Nothing feels more ‘grown-up’ than pulling out a credit card with a sleek design that has your own name engraved on it.
The figure below provided by the World Bank shows the credit card ownership data by country. The y-axis shows the percentage of respondents who report having a credit card. In Canada, Japan, US, UK and South Korea, credit card payments are ubiquitous. China has the highest average annual growth rate at 65.6% among the countries included in the chart.
According to the survey conducted by the Ascent, the majority of Americans get their first credit card between the ages of 18-20. Dividing by education, 47.5% of Americans get their first credit card during college years followed by 24% post college.
Young students - attending “Zoom” University (everything online), whose internship got cancelled or went online, fresh out of college (via online graduation) jumping into the current bleak job market - might feel like their route to financial adulthood has been disrupted by Covid-19. Fancy dining options and travel rewards that often come with credit cards may now seem irrelevant, un-achievable and distant to them. However, one thing they might have learned from this experience is that if you want to borrow, it is important to build up a healthy credit score!
“Well-won thrift” or “Interest”?

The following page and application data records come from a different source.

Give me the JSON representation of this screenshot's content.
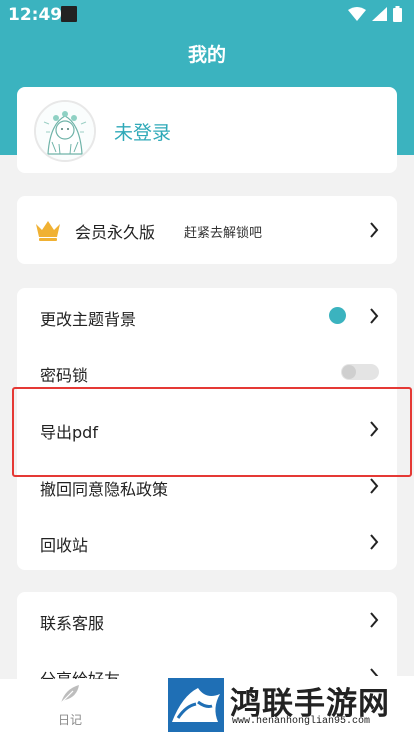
{
  "status_bar": {
    "time": "12:49"
  },
  "header": {
    "title": "我的"
  },
  "profile": {
    "login_text": "未登录"
  },
  "vip": {
    "label": "会员永久版",
    "subtitle": "赶紧去解锁吧"
  },
  "settings": {
    "items": [
      {
        "label": "更改主题背景"
      },
      {
        "label": "密码锁"
      },
      {
        "label": "导出pdf"
      },
      {
        "label": "撤回同意隐私政策"
      },
      {
        "label": "回收站"
      }
    ],
    "theme_color": "#3bb3bf",
    "password_lock_enabled": false
  },
  "contact": {
    "items": [
      {
        "label": "联系客服"
      },
      {
        "label": "分享给好友"
      }
    ]
  },
  "tab_bar": {
    "diary_label": "日记"
  },
  "watermark": {
    "title": "鸿联手游网",
    "url": "www.henanhonglian95.com"
  },
  "colors": {
    "accent": "#3bb3bf",
    "highlight": "#e53935"
  }
}
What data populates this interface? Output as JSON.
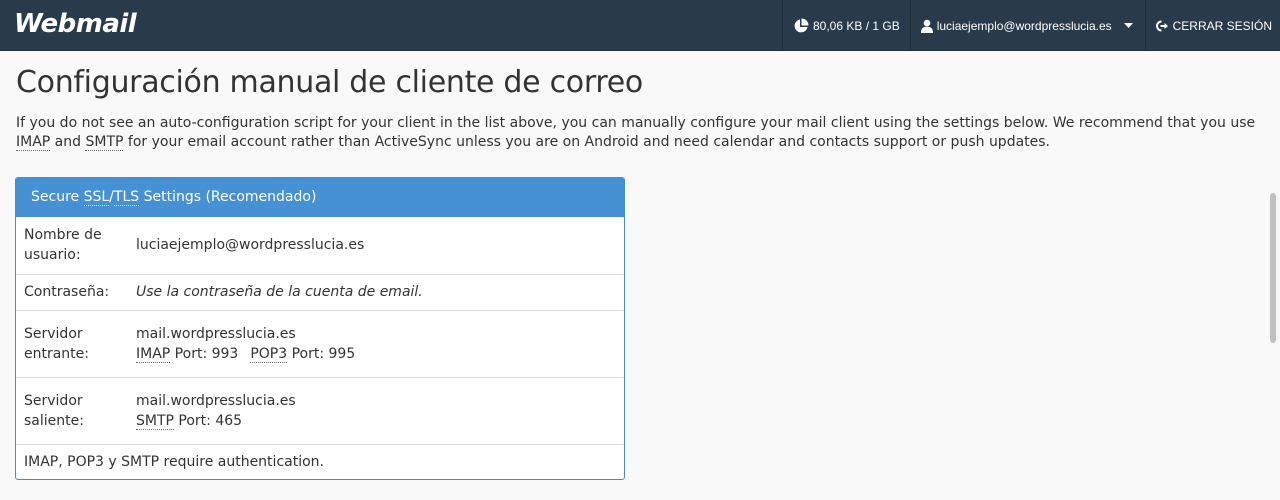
{
  "header": {
    "logo": "Webmail",
    "disk_usage": "80,06 KB / 1 GB",
    "user": "luciaejemplo@wordpresslucia.es",
    "logout": "CERRAR SESIÓN",
    "icons": [
      "pie-chart-icon",
      "user-icon",
      "caret-down-icon",
      "logout-icon"
    ]
  },
  "page": {
    "title": "Configuración manual de cliente de correo",
    "intro_1": "If you do not see an auto-configuration script for your client in the list above, you can manually configure your mail client using the settings below. We recommend that you use ",
    "intro_imap": "IMAP",
    "intro_and": " and ",
    "intro_smtp": "SMTP",
    "intro_2": " for your email account rather than ActiveSync unless you are on Android and need calendar and contacts support or push updates."
  },
  "panel": {
    "head_1": "Secure ",
    "head_ssl": "SSL",
    "head_slash": "/",
    "head_tls": "TLS",
    "head_2": " Settings (Recomendado)",
    "rows": {
      "username_label": "Nombre de usuario:",
      "username_value": "luciaejemplo@wordpresslucia.es",
      "password_label": "Contraseña:",
      "password_value": "Use la contraseña de la cuenta de email.",
      "incoming_label": "Servidor entrante:",
      "incoming_host": "mail.wordpresslucia.es",
      "imap_abbr": "IMAP",
      "imap_port": " Port: 993",
      "pop3_abbr": "POP3",
      "pop3_port": " Port: 995",
      "outgoing_label": "Servidor saliente:",
      "outgoing_host": "mail.wordpresslucia.es",
      "smtp_abbr": "SMTP",
      "smtp_port": " Port: 465",
      "auth_note": "IMAP, POP3 y SMTP require authentication."
    }
  },
  "colors": {
    "topbar": "#293a4a",
    "panel_header": "#4591d4",
    "panel_border": "#3d8fd1"
  }
}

It is important to remember that if you don't clear your balance, interest accumulates. The fairness of this ‘interest’ charged on credit has long been a bone of contention. It even features in Shakespeare’s ‘Merchant of Venice’ with Antonio’s ‘interest’ being viewed by Shylock as just his ‘well-won thrift’. Regulators have struggled to control over-charging of interest or ‘usury’ as it is otherwise known. So what exactly is ‘over-charging’? This is of course, a subjective judgement and a moving target, considering that the ‘base’ rate charged by the central bank also changes. Well in the USA, the ‘General Usury Limit’ is set by state and varies a lot - APR 7% in Michigan and APR 45%(!) in Colorado. In practice however, this does not really matter because following a 1978 ruling which allows banks to charge ‘the highest rate available in their home state’, effectively letting them ‘export’ their highest rates. Turning to Europe, in the UK there are no real ‘usury’ laws, hence as the pandemic hits earning, cash and leads to more credit-spending, the annual rates are going up to a new record high APR of 25.5%.

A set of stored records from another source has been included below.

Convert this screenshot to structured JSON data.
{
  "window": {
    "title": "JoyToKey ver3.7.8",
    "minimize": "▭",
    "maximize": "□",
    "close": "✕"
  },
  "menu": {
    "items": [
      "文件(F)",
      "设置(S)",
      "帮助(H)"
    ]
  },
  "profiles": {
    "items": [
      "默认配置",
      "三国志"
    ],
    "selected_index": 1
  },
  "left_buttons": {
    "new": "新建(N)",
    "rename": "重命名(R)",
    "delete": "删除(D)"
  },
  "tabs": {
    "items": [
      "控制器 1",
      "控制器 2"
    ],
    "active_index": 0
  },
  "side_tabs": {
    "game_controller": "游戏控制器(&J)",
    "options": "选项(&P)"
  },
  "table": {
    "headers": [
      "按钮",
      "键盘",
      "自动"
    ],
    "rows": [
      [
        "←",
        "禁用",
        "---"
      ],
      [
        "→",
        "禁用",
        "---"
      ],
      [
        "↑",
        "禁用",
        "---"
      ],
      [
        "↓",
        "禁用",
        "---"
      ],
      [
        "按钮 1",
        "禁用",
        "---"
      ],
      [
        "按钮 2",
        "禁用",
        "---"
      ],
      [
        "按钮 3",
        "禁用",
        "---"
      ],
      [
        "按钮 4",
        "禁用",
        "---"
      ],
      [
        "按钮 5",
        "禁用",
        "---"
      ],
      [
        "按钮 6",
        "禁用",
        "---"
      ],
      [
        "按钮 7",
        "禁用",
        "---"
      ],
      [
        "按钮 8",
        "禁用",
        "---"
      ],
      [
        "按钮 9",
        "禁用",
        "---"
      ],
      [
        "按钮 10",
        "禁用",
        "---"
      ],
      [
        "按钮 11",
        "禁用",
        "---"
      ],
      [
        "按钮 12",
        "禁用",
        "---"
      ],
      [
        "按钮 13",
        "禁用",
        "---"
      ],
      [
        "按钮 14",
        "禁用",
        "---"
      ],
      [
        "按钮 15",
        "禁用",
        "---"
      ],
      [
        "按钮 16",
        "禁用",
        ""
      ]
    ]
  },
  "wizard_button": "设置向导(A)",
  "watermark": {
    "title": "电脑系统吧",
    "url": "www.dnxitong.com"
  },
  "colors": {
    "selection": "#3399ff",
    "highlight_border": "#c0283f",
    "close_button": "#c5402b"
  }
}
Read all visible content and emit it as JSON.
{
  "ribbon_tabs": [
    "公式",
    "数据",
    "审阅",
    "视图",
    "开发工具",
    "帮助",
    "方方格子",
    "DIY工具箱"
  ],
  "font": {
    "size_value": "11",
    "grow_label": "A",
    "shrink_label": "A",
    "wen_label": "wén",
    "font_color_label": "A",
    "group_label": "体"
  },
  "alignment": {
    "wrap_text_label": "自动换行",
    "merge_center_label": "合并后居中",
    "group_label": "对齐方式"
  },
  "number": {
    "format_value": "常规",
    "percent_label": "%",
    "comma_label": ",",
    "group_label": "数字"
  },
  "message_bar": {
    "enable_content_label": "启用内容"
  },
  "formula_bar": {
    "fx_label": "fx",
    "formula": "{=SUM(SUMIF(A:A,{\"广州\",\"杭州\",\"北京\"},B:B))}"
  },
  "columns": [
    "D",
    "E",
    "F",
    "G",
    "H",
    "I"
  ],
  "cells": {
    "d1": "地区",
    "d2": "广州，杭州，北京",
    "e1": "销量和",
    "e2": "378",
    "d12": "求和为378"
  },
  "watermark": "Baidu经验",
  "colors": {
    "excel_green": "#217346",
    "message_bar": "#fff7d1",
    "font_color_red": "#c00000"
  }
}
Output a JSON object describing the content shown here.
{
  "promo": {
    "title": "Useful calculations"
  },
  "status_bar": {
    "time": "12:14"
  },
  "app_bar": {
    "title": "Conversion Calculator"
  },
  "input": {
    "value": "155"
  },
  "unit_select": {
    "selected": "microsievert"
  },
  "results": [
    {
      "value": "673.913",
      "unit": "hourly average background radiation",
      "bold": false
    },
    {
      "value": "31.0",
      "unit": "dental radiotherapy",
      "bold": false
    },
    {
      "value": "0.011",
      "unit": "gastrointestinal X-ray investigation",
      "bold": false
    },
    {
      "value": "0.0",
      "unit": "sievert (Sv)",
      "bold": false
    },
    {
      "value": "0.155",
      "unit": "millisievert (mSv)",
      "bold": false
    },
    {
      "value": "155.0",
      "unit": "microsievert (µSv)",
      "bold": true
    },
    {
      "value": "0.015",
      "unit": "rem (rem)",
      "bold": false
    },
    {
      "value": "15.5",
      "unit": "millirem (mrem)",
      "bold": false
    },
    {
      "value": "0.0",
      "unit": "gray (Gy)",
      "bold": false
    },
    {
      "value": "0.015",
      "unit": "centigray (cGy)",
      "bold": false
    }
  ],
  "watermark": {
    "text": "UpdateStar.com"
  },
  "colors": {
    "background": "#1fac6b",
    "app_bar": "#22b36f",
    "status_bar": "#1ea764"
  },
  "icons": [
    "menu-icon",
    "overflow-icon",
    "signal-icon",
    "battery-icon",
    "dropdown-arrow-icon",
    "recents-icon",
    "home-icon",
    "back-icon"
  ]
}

If these rates seem a little high, remember that ‘credit cards’ are only available to those with a relatively good credit score. The alternative is something called a ‘pay-day’ loan - which are illegal in some US states (prevented by rate caps) but others can charge from APR 159% in Oregon to APR 662% in Texas. In the UK, ‘Wonga’ became infamous for charging rates in excess of APR 5000%, prompting the UK regulators to limit the interest on pay-day loans to a much more reasonable 1,333% (!) rate available today.
Better late than never
This week, we will look at startups which offer credit cards to newbies and those who need to rebuild their credit score. If you can do this, future loans will be easier to obtain when you really need them. Credit Cards actually date back to late 50’s with the ‘BankAmericard’ launch in Fresno but with (as an example) VISA making US$12Bn in net income(net profit) last year, there is plenty of room for innovating with lower fees or higher rewards. The infographic below illustrates the recent growth of credit card startups and the sizes of the circles indicate the amount of investment they have raised.
Well-funded credit-card startups are highly concentrated in San Francisco, and the maximum unsecured credit available to borrowers varies by provider. Credit card startups specifically targeting millennials started around 2019 are currently open for new signups.
CaaS (Credit Card as a Service)
Deserve, a California-based Credit CaaS company offers APIs upon which credit cards and rewards programs can launch in 90 days (this process can normally take up to 24 months to launch). The company has raised $237.1M to date and has secured a $100M debt financing in February 2020. Open APIs are indeed the new ‘black’ in finance? If you haven’t had a chance to read our last week’s letter on Open Banking, data and APIs, click here.